“WE want to highlight the massive potential of animal-borne sensors to teach us about the oceans,” said lead author Dr David March, of Centre for Ecology and Conservation on Exeter’s Penryn Campus in Cornwall.
“This is already happening on a limited scale, but there’s scope for much more.
“We looked at 183 species – including tuna, sharks, rays, whales and flying seabirds – and the areas they are known to inhabit.
“We have processed more than 1.5 million measurements from floating sensors to identify poorly sampled areas (18.6% of the global ocean surface).”
“By comparing this with gaps in current observations by drifting profiling sensors (known as Argo floats) we identified poorly sampled areas where data from animal sensors would help fill gaps,” said Professor Brendan Godley, who leads Exeter Marine.
“These include seas near the poles (above 60º latitude) and shallow and coastal areas where Argo profilers are at risk of hitting the land.
“The Caribbean and seas around Indonesia, as well as other semi-enclosed seas, are good examples of places where Argo profilers struggle because of these problems.”
Tagged seals in the poles have already complemented ocean observing systems because they can reach areas under ice that are inaccessible to other instruments.
The study suggests data collected by turtles or sharks could also enhance ocean monitoring in other remote and critical areas such as tropical regions, with large influence on global climate variability and weather.
The researchers say their work is a call for further collaboration between ecologists and oceanographers.
Professor Godley added: “It is important to note that animal welfare is paramount and we are only suggesting that animals that are already being tracked for ethically defensible and conservation relevant ecological research be recruited as oceanographers.
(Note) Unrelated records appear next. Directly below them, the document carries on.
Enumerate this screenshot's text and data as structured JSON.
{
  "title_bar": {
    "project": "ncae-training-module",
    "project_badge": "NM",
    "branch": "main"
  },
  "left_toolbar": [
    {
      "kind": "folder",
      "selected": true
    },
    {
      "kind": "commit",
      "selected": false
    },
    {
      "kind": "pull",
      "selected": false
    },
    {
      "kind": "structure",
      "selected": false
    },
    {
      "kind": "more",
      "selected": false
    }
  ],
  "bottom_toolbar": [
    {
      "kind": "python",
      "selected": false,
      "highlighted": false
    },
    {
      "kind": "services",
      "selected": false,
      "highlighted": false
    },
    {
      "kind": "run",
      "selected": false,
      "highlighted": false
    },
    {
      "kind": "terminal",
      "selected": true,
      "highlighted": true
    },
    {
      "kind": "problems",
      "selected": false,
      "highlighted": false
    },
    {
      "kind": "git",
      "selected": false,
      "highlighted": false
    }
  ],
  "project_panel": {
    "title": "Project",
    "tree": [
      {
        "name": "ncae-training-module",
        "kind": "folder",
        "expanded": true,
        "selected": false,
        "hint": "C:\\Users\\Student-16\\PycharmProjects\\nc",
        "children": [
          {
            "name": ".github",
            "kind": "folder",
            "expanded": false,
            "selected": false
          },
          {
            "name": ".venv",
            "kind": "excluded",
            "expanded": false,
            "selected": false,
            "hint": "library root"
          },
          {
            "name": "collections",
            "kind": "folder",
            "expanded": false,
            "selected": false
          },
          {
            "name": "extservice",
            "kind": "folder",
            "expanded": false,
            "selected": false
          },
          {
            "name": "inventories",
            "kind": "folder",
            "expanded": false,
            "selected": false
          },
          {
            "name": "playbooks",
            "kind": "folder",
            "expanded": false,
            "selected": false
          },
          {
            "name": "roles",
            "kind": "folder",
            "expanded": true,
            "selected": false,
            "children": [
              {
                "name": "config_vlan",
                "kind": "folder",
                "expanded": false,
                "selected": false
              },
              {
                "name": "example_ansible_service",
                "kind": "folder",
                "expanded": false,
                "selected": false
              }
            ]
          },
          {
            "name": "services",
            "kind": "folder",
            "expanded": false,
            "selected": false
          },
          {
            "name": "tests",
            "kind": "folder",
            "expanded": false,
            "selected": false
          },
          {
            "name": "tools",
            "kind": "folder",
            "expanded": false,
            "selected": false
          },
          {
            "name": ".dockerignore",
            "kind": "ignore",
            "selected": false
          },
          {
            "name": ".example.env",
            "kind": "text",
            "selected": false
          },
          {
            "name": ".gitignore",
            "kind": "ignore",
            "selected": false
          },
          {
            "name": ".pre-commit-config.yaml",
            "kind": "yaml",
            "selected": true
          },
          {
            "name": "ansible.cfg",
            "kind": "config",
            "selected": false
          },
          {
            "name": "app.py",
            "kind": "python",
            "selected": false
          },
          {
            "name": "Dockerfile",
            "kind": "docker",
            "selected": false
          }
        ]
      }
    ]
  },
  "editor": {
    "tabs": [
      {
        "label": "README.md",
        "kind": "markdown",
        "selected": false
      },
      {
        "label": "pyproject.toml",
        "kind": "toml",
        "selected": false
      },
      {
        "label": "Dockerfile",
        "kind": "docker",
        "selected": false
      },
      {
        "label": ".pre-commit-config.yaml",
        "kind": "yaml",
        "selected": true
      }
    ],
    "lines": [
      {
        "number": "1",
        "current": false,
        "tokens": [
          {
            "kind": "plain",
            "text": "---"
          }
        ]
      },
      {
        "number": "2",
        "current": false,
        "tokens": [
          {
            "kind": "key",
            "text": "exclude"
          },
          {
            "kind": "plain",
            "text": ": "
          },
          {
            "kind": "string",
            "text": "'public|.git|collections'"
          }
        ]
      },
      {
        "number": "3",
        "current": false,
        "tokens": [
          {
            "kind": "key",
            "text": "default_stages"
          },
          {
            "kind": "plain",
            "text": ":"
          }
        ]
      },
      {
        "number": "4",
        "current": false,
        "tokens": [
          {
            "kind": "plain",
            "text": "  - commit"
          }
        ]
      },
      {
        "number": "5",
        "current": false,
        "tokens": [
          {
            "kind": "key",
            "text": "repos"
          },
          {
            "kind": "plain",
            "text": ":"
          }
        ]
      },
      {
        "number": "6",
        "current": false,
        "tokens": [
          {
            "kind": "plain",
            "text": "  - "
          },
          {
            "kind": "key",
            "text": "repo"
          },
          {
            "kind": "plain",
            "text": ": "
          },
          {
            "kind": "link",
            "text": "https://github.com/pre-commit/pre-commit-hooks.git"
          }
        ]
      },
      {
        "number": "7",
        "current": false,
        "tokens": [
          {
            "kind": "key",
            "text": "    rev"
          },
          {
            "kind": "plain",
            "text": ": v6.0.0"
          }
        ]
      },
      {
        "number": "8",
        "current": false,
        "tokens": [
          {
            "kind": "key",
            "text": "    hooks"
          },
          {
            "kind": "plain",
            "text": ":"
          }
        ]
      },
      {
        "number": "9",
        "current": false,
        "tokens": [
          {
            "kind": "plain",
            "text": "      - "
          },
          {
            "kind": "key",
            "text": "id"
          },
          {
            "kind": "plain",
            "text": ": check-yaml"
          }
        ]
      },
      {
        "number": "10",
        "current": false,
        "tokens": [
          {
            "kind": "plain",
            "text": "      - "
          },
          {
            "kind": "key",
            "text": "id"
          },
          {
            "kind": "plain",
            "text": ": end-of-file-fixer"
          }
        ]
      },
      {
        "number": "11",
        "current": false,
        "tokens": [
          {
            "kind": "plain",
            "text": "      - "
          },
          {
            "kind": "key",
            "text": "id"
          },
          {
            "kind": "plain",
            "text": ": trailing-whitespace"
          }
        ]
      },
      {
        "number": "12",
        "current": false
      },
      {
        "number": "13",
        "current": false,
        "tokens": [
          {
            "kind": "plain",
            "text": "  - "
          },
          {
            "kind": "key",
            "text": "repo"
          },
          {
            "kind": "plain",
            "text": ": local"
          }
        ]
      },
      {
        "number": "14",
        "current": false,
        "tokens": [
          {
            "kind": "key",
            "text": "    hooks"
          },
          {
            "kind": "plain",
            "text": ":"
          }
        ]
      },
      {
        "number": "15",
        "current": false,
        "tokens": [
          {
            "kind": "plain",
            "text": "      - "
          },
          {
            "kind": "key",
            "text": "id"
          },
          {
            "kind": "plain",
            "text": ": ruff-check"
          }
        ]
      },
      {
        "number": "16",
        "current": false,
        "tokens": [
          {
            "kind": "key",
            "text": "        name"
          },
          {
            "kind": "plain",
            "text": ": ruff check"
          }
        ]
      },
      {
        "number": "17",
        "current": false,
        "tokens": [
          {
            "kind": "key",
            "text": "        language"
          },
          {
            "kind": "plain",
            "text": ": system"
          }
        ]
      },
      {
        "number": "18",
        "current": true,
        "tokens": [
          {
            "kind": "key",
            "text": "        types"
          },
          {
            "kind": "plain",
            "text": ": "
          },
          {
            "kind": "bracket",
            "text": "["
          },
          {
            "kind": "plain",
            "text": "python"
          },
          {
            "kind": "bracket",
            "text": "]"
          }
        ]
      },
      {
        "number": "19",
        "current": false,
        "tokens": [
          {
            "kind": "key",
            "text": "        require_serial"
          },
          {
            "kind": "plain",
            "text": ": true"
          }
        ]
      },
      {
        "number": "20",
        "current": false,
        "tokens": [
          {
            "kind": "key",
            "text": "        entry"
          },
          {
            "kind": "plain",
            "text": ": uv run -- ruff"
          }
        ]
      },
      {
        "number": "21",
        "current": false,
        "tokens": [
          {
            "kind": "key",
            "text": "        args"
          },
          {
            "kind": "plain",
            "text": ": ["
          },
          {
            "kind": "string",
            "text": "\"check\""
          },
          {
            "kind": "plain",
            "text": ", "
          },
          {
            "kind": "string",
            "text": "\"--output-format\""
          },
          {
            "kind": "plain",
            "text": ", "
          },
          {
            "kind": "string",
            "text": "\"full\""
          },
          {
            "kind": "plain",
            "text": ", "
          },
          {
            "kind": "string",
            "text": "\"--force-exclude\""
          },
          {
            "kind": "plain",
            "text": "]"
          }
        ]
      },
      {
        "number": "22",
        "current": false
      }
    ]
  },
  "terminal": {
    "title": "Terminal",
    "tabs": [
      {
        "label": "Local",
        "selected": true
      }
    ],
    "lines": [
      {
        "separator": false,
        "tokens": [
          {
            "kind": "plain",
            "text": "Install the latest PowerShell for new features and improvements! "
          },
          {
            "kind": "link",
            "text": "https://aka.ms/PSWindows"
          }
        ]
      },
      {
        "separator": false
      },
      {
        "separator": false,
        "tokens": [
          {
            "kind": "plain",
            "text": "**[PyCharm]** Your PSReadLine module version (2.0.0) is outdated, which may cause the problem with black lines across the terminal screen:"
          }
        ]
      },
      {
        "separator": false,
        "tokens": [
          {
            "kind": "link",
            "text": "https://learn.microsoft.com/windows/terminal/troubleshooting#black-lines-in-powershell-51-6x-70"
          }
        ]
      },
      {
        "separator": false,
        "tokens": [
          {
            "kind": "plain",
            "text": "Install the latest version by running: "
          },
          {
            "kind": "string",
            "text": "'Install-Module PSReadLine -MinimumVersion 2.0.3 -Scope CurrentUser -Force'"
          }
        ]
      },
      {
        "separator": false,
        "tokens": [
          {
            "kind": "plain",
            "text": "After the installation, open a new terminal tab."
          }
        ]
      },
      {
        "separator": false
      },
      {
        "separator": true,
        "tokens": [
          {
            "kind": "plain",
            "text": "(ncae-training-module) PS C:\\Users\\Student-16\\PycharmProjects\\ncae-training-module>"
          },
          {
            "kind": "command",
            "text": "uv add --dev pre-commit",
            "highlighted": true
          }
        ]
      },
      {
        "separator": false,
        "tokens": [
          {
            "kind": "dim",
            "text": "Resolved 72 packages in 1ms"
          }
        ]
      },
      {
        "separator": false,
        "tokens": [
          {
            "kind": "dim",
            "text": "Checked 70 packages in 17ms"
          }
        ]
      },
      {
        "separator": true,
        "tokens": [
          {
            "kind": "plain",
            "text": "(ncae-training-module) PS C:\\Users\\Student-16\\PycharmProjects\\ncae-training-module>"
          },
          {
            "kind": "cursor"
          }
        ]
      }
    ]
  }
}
We do not advocate for animals being tracked solely for oceanography.”